◆ What the task requires
Search the entries below for "Balance", and copy each line where it appears.

◆ Data records
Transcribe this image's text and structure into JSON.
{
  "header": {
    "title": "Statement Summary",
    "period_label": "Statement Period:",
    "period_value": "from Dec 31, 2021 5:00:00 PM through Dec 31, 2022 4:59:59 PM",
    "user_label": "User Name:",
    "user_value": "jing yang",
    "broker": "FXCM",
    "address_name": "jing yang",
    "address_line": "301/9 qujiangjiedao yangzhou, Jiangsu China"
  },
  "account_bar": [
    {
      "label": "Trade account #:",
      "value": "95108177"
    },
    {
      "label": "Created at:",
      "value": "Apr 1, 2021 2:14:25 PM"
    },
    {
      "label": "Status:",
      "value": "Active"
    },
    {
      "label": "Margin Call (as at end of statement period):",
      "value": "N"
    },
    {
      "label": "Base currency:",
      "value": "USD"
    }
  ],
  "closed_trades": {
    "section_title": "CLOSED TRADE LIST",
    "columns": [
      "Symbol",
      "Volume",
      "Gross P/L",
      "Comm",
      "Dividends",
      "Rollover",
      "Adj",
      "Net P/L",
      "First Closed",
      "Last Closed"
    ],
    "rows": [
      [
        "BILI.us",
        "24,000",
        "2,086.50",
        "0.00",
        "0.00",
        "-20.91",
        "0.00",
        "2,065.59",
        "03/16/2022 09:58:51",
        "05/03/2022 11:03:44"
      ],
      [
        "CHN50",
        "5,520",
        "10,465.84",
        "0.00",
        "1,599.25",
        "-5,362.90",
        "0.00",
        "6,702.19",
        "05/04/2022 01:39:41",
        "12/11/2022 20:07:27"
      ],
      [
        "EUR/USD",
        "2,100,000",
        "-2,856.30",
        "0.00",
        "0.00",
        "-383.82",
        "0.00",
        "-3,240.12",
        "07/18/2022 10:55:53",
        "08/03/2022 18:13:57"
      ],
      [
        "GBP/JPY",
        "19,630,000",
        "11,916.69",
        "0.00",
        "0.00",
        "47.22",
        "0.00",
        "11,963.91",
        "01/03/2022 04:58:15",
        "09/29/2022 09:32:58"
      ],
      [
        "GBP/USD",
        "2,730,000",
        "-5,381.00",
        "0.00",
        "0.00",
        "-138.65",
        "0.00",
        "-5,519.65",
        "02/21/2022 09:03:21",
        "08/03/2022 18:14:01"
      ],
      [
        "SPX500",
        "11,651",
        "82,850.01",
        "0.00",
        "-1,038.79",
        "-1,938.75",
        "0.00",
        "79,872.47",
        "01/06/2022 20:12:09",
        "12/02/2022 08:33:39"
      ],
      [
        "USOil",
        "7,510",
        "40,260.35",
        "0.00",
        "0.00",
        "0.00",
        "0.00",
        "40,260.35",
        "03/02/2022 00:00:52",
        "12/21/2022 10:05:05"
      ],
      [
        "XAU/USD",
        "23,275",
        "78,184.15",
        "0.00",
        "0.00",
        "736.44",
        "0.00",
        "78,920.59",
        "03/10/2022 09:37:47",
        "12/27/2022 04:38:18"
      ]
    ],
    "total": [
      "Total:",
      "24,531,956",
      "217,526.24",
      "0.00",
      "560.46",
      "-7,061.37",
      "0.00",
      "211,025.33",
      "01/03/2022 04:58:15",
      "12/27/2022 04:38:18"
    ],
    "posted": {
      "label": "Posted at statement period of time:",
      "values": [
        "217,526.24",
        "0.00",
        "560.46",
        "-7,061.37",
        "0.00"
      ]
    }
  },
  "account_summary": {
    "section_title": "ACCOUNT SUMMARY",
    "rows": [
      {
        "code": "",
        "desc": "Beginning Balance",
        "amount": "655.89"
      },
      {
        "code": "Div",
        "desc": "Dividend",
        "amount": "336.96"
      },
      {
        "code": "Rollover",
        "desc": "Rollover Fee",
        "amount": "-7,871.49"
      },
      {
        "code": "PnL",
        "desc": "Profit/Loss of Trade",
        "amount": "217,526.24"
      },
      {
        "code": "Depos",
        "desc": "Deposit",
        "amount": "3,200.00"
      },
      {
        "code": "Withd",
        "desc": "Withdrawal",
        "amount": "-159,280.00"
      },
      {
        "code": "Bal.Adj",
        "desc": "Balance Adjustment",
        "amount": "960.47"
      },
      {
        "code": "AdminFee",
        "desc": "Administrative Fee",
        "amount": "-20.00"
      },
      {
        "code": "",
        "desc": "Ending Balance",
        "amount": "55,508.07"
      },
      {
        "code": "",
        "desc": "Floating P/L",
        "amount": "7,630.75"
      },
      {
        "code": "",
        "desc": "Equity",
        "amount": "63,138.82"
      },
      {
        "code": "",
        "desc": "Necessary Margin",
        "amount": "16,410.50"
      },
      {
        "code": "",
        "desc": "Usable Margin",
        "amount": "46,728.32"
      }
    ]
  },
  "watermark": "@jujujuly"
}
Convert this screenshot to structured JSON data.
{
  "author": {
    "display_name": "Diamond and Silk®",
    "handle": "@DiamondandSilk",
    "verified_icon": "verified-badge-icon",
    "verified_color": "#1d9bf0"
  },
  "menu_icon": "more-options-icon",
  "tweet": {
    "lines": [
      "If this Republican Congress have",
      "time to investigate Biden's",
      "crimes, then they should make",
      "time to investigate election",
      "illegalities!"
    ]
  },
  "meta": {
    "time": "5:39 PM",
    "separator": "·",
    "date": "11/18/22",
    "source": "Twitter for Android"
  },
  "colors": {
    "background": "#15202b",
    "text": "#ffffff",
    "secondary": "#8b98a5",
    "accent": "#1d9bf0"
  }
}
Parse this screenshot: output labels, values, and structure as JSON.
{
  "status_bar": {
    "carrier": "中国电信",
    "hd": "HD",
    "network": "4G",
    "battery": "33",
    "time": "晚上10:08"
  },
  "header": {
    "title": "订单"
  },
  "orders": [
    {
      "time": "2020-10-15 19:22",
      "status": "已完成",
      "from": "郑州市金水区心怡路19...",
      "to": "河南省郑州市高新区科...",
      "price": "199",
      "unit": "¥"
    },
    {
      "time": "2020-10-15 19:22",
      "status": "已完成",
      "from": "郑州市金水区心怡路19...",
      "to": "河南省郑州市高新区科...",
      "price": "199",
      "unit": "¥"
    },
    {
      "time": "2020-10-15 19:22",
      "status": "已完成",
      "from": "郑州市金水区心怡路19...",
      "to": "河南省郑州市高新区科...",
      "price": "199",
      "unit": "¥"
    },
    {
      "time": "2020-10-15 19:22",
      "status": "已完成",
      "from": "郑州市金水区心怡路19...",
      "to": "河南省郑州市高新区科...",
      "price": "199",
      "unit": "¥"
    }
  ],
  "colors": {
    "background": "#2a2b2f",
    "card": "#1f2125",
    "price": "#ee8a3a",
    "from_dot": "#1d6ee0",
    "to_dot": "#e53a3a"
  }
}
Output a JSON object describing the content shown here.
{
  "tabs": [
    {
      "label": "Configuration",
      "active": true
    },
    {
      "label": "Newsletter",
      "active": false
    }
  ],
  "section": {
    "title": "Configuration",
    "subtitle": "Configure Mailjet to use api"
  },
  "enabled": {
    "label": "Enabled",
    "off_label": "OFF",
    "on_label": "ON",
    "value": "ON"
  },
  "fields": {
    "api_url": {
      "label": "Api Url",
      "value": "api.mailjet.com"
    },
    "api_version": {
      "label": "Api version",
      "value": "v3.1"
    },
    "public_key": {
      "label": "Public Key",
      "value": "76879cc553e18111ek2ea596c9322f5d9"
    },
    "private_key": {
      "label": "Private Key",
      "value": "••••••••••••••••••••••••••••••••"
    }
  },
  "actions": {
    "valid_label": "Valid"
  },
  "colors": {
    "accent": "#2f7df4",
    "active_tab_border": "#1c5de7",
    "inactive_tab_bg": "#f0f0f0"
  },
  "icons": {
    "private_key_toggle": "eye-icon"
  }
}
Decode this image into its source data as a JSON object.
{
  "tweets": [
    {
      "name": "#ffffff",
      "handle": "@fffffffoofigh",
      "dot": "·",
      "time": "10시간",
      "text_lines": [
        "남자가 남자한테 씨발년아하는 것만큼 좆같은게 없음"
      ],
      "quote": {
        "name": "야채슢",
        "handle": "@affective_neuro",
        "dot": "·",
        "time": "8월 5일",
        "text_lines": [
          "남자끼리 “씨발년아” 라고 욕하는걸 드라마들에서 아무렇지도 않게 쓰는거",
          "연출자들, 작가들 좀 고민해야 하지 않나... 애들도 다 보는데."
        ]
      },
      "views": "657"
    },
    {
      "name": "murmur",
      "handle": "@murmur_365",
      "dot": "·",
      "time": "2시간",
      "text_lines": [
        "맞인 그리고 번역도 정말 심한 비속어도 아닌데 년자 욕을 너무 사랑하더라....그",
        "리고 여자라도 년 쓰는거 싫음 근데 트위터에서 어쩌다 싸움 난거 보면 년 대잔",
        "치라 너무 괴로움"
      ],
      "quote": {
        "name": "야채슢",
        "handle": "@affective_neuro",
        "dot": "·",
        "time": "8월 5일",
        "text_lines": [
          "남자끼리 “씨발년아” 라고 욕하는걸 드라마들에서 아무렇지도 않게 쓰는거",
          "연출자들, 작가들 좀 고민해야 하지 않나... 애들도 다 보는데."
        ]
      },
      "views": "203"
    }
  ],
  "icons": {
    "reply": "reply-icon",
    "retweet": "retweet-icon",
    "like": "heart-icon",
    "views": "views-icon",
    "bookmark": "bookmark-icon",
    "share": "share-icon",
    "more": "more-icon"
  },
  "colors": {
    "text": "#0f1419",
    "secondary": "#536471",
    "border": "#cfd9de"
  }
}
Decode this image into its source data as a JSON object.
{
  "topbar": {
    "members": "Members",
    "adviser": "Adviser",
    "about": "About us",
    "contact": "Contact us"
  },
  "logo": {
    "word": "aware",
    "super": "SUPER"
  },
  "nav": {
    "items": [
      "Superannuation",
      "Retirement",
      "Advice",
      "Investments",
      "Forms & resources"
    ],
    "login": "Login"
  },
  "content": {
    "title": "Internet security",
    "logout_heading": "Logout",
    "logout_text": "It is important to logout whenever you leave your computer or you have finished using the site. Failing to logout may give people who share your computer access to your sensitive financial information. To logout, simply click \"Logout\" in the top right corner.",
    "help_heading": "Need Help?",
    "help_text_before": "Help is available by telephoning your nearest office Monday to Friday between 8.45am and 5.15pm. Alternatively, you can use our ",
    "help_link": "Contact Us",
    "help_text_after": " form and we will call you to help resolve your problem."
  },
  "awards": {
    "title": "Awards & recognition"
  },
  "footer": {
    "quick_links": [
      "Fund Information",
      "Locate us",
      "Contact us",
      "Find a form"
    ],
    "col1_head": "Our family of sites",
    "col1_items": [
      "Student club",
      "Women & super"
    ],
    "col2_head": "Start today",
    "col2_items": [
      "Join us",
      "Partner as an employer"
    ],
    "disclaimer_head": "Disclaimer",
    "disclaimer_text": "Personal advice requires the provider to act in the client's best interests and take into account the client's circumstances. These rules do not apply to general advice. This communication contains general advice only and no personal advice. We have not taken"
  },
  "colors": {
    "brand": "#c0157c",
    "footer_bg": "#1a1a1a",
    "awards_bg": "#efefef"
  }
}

◆ Solution to this task
        "desc": "Beginning Balance",
        "desc": "Balance Adjustment",
        "desc": "Ending Balance",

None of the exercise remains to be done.